-- Task to carry out --
All lines holding the string "Alpes" should be copied from the data below.

-- Dataset entries --
============
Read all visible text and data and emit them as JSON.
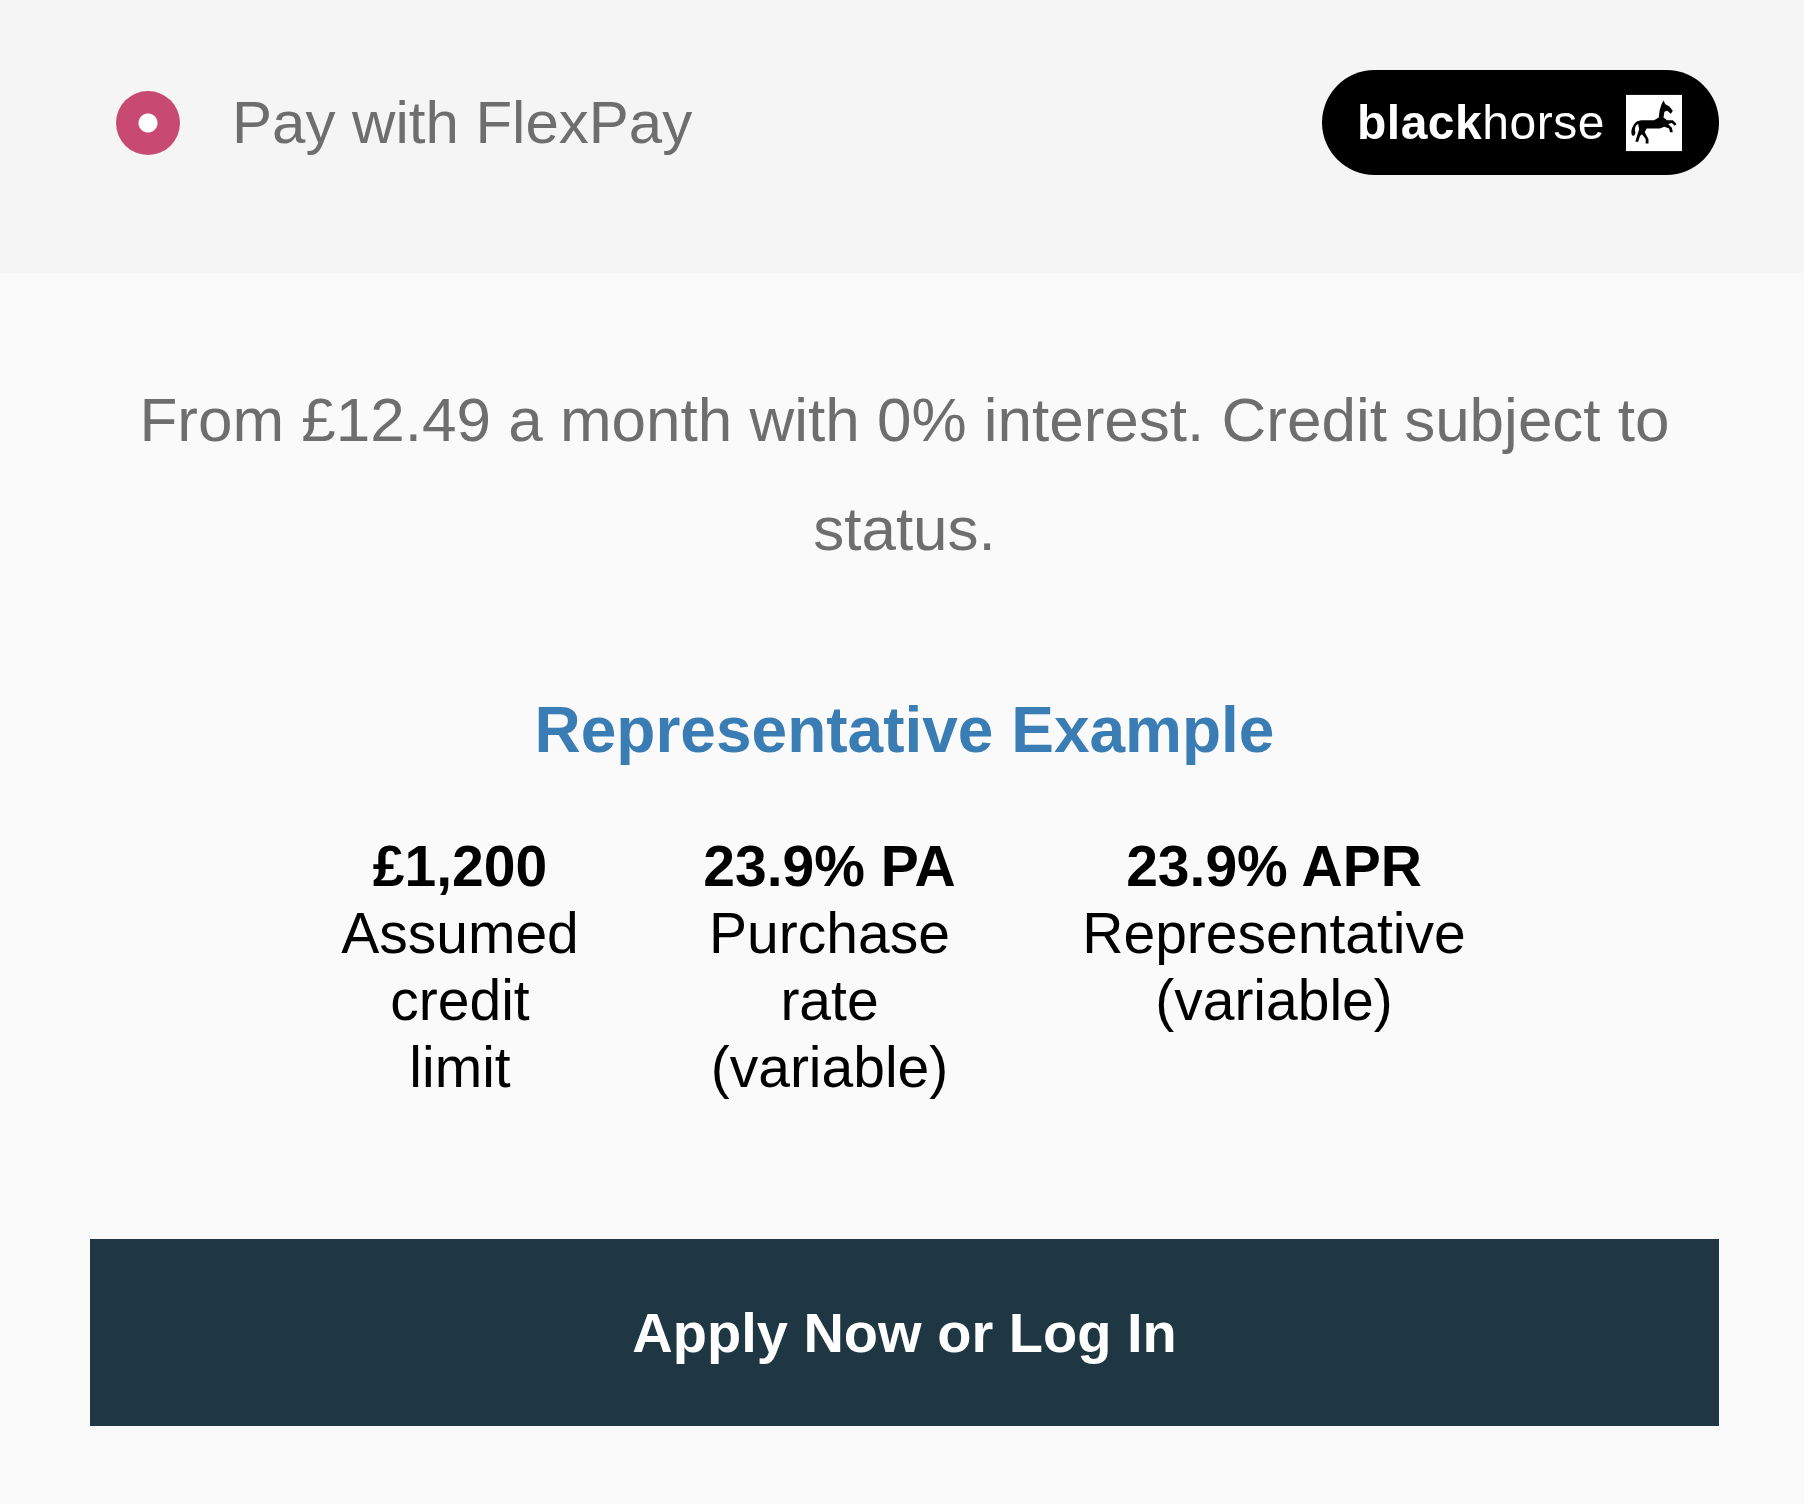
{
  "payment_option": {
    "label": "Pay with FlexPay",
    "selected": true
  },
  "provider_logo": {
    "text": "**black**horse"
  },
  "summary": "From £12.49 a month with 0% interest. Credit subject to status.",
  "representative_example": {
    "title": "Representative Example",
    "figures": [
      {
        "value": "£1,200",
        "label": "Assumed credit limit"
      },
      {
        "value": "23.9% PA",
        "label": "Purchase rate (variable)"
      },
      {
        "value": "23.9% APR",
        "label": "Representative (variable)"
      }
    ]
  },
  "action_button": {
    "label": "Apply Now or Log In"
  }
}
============
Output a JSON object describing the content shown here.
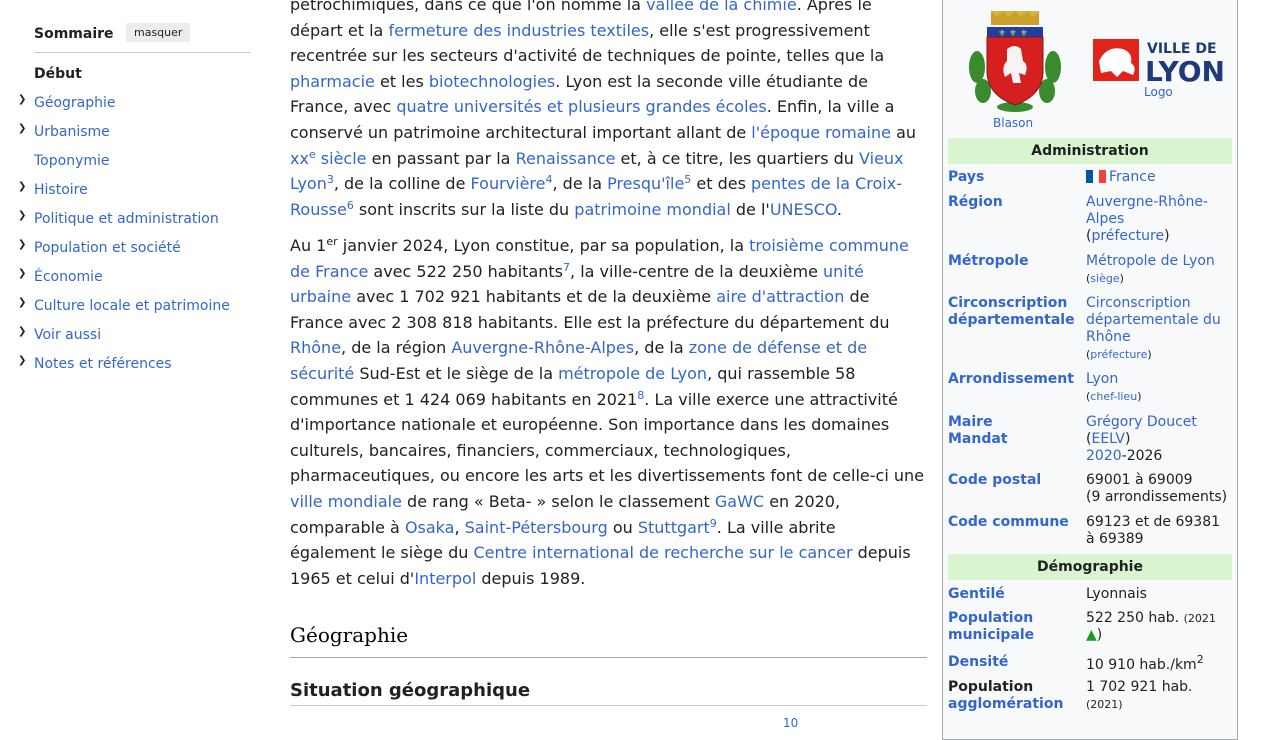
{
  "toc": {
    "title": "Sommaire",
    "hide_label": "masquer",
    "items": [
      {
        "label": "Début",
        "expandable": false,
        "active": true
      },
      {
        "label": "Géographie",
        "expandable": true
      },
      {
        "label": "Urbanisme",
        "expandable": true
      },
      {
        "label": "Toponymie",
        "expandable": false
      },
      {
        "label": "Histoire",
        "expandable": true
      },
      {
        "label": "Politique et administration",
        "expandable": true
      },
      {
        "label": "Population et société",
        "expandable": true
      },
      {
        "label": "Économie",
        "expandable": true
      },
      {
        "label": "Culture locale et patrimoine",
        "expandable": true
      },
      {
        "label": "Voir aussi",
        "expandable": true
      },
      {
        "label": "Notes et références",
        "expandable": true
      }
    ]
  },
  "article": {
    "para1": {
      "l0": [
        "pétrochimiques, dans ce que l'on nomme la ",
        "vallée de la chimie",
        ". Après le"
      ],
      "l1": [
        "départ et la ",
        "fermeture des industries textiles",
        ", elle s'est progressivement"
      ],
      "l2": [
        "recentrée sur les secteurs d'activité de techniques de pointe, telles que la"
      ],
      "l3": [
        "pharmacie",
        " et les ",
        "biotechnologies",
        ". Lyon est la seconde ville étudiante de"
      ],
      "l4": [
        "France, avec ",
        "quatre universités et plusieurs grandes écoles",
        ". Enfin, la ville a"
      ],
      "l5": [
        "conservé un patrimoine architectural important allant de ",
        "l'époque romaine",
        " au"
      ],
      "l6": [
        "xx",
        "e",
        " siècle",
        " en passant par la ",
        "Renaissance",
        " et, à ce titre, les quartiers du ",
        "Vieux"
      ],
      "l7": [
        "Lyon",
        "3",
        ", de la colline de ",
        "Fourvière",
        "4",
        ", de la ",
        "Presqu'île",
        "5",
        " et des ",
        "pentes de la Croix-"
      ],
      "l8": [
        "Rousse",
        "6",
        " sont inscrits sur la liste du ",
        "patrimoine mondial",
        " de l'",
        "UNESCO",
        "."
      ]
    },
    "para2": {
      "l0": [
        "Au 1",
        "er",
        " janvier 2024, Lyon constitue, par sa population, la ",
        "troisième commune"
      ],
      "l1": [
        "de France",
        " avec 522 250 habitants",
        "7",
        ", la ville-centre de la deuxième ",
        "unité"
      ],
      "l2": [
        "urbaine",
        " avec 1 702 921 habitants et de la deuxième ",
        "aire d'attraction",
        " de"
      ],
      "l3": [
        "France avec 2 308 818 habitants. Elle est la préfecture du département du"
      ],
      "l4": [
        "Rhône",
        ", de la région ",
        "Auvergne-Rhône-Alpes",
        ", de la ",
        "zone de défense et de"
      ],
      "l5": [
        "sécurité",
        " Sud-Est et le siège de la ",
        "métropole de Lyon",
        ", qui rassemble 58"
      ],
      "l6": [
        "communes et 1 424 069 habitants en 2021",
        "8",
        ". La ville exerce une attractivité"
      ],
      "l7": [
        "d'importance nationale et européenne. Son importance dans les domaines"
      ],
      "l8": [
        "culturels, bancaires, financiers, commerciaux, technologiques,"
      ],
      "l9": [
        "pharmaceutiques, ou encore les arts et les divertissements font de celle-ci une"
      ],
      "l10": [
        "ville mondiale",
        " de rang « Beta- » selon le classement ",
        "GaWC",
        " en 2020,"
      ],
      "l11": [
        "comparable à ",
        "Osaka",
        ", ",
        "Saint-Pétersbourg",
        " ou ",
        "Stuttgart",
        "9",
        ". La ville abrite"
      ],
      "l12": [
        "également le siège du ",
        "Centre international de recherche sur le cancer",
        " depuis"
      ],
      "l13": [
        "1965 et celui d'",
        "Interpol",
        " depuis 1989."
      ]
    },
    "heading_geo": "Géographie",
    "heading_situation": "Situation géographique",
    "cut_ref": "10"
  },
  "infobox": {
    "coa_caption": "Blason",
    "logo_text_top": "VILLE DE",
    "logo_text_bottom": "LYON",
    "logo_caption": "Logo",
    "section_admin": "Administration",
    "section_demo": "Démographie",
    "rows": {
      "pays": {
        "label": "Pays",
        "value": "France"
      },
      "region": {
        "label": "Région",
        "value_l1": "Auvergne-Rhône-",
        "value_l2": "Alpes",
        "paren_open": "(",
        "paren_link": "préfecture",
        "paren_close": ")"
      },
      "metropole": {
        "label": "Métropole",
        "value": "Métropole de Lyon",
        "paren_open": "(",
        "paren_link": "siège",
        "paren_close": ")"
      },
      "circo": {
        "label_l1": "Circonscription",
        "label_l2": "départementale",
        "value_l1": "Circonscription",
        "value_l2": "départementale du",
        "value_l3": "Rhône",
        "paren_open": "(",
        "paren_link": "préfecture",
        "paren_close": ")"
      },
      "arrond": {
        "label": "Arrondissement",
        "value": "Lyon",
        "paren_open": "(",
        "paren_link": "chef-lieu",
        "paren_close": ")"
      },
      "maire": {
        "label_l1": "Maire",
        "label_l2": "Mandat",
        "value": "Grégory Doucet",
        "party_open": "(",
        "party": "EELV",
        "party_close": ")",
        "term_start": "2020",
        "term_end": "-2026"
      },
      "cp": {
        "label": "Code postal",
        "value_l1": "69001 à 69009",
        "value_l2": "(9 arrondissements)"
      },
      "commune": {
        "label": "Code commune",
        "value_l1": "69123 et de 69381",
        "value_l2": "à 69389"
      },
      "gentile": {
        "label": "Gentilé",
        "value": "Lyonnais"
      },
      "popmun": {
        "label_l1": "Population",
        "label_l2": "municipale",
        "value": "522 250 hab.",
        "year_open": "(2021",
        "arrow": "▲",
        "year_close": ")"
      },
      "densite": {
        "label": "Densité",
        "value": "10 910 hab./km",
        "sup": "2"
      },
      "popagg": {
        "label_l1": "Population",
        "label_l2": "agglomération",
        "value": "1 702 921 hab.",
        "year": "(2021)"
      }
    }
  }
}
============
-- Exercise output --
        "Auvergne-Rhône-Alpes",
        "value_l2": "Alpes",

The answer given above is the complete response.